Time Schedule:

Robert Bedeski
EURO 490
Seattle Campus

Special Topics

Class description

The Mongol empire was the only political system in history to include Russia, China and practically everybody in between. The course begins with an examination of the life and times of Chinggis Khan, how he unified the Mongol nation and initiated nearly a century of conquests over major parts of Asia and Europe. The Mongols ruled most of Asia (except for the Indian subcontinent) during the medieval era, keeping Russia insulated from Western Europe to develop its unique character and providing an environment within which Moscow created the successor State. Mongol conquests and rule over Central Asia, Russia, China, and Korea established a pattern of multi-ethnic, multicultural hegemonic States which was assimilated in State forms for centuries, with implications for twentieth century Communism.
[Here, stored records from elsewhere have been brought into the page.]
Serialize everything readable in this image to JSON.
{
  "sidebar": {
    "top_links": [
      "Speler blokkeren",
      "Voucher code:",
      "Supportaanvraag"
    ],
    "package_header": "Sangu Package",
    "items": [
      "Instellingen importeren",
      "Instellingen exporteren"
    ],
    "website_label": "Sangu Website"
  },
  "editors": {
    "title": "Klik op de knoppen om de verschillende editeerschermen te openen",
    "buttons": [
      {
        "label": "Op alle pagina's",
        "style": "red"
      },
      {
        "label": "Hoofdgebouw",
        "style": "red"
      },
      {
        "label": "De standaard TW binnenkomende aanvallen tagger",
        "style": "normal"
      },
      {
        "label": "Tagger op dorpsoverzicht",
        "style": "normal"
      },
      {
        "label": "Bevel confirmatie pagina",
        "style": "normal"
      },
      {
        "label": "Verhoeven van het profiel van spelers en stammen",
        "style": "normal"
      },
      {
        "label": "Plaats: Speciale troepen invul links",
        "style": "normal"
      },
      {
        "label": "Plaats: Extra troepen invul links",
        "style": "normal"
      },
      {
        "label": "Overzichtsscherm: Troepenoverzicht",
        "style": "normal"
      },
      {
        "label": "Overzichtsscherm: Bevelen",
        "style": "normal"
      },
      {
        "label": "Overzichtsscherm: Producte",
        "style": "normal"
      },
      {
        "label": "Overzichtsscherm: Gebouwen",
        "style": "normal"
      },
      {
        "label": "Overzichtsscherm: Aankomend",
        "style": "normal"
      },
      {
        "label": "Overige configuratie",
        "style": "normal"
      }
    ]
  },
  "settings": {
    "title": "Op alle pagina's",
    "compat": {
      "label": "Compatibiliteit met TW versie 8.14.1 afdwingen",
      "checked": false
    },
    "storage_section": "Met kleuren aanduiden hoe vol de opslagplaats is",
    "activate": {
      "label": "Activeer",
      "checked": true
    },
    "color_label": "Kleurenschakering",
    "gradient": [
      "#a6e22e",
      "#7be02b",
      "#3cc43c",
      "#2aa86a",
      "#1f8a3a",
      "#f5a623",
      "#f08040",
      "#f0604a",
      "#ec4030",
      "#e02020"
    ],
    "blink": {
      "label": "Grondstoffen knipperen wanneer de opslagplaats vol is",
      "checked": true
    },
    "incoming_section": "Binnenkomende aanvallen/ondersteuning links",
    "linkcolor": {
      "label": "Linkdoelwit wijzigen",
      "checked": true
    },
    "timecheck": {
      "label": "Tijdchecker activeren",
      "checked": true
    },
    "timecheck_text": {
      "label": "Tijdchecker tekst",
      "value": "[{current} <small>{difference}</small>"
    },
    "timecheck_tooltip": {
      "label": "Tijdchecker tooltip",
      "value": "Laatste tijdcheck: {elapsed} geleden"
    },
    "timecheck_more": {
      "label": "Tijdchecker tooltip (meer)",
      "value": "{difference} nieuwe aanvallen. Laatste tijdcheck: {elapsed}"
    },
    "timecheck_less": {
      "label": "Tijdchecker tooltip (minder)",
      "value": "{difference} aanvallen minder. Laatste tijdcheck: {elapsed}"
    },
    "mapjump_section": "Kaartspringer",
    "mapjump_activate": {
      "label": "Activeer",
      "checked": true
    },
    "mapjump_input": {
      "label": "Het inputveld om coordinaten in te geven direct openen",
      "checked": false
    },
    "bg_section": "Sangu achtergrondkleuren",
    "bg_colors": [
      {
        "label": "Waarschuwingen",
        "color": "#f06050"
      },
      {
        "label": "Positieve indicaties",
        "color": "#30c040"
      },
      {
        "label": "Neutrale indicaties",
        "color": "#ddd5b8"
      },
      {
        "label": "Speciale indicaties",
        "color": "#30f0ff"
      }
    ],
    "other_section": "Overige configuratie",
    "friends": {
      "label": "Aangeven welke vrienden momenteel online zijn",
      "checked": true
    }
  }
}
In addition to geographical, economic, cultural and social dimensions of the Mongol empire, military and political factors will also be examined. A Theory of Anthropocentric Security will provide a unifying framework for analysis. The course consists of lectures and discussions, with a mid-term and final examination. Students will write one research paper.

Student learning goals

1. Historical setting and events of Mongol state formation and establishment of Mongol empire

2. understand Asian medieval globalization in contrast to European feudalism.

3. Contrast between nomadic/pastoral and agrarian societies in Asia

4. Analysis of state formation in Russia

5. Anthropocentric Security Theory and its application to medieval Asia.

6. Impact of Chinese culture on Mongolia and Mongolian impact on Russia and Central Asia.

General method of instruction

Lectures and structured discussions, based on instructor’s questions.

Recommended preparation

Previous courses on Russian or Asian history, politics and culture.

Class assignments and grading

[REB] Weekly discussion questions based on lectures and readings.

· One book review 10% · Class participation/Lecture questions 20% · Midterm exam 10% · Research paper 30% · Final (or paper) 30%


The information above is intended to be helpful in choosing courses. Because the instructor may further develop his/her plans for this course, its characteristics are subject to change without notice. In most cases, the official course syllabus will be distributed on the first day of class.
Last Update by Eva Maria M Maggi
Date: 02/01/2011